Saturday, August 23, 2014

On Sharing: the Magic of Books

When I was in fifth grade, my English teacher decided to dedicate an hour a few Friday afternoons to reading aloud to the class. She purposefully chose books that she enjoyed, that didn't necessarily serve any educational purpose. Just entertainment.

One of the books she read aloud haunted me for the rest of my life. It was HILARIOUS and CLEVER and FRESH and BRILLIANT. Up to fifteen years later, I could recite the synopsis to you and simply GUSH about this book.

Which I totally had forgotten the name of.

Still, like I said, I was haunted. I NEEDED to figure out what this book was. Every time I thought I might remember a new clue on the title (since googling what the book was about didn't get me anything) I would write it down. And search.

Yesterday, I was randomly looking something up in an educational textbook with a very familiar image. IT WAS FROM THE BOOK!!

And like a good textbook, it cited its reference and source for that image.


You can't imagine how excited I was TO FIND THIS BOOK!!!! And it was STILL IN PRINT. AND I COULD BUY IT. OMG. *dies*

What's the moral here?

Nothing grand; at least, at a surface level.

But my English teacher shared something precious with me; she introduced me to an author who haunted me for the rest of my life. To a work that I simply HAD to track down and find.

She created a fan. A reader. A BUYER. YEARS later.

Authors: share your books. Read aloud to children. Whether in a classroom, your local library, or to your grandchildren - read to them. Inspire them to be haunted by words for the rest of their lives.

THE BOOK, in case you're wondering:

Motel of the Mysteries
By David Macaulay


  1. That's really cool :)

    In 10th grade English, my teacher read is 'The Thirteen Clocks', by James Thurber, which is definitely one of those 'haunting' type books that I will love forever.

    It's interesting how someone reading a book out loud to you can make such a strong impression, at any age :)

  2. This is special. My fifth grade teacher (Sister Natalie!!!) read aloud to us. It was through her class that I was introduced to Narni and The Phantom Tollbooth--and I will always be grateful. ❤️

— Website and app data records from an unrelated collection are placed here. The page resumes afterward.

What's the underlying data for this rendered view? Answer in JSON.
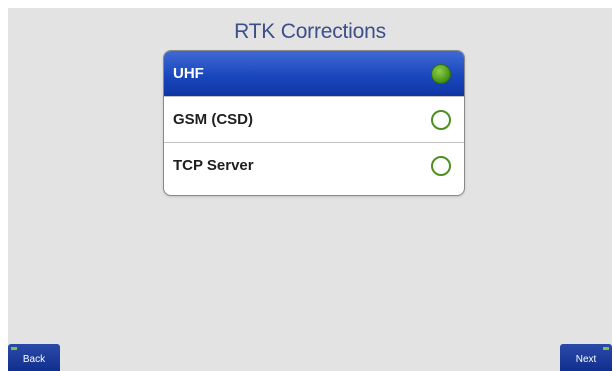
{
  "screen": {
    "title": "RTK Corrections"
  },
  "options": [
    {
      "label": "UHF",
      "selected": true
    },
    {
      "label": "GSM (CSD)",
      "selected": false
    },
    {
      "label": "TCP Server",
      "selected": false
    }
  ],
  "nav": {
    "back_label": "Back",
    "next_label": "Next"
  },
  "colors": {
    "selected_row": "#1a47bd",
    "title_text": "#3d4f8a",
    "radio_green": "#4e8f1f",
    "nav_button": "#0f2f8f",
    "background": "#e3e3e3"
  }
}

  3. The title of this haunts me, in a good way! I was talking to my son about Magic, and where it can be found. He came to the conclusion, on his own, that magic exists in books. Proud mommy moment.